[Start of section]
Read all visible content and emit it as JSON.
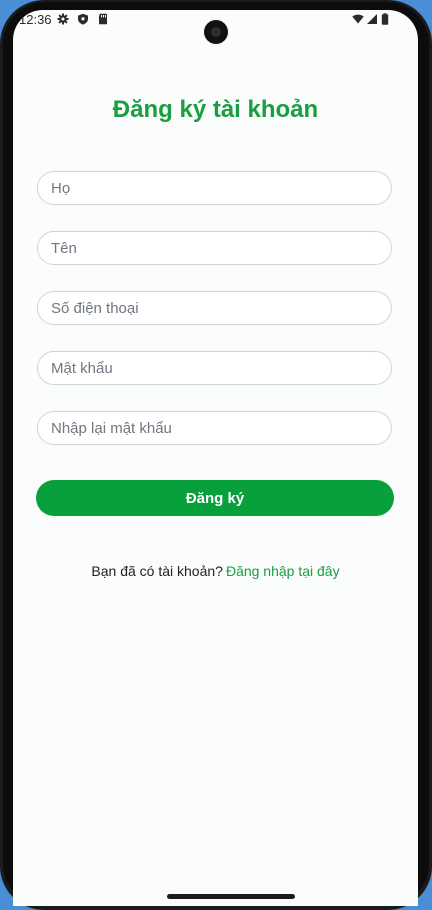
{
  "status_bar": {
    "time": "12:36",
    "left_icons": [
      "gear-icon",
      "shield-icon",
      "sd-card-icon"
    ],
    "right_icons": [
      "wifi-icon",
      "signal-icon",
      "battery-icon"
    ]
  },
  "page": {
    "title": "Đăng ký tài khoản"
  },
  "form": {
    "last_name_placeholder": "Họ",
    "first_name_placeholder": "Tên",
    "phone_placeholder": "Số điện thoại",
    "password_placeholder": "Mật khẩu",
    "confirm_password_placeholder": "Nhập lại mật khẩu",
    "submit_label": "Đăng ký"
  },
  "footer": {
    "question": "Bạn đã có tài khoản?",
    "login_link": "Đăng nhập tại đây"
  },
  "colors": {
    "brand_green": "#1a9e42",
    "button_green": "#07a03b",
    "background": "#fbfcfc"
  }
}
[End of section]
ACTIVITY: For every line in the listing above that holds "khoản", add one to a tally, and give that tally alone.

ANSWER TO THIS EXERCISE: 2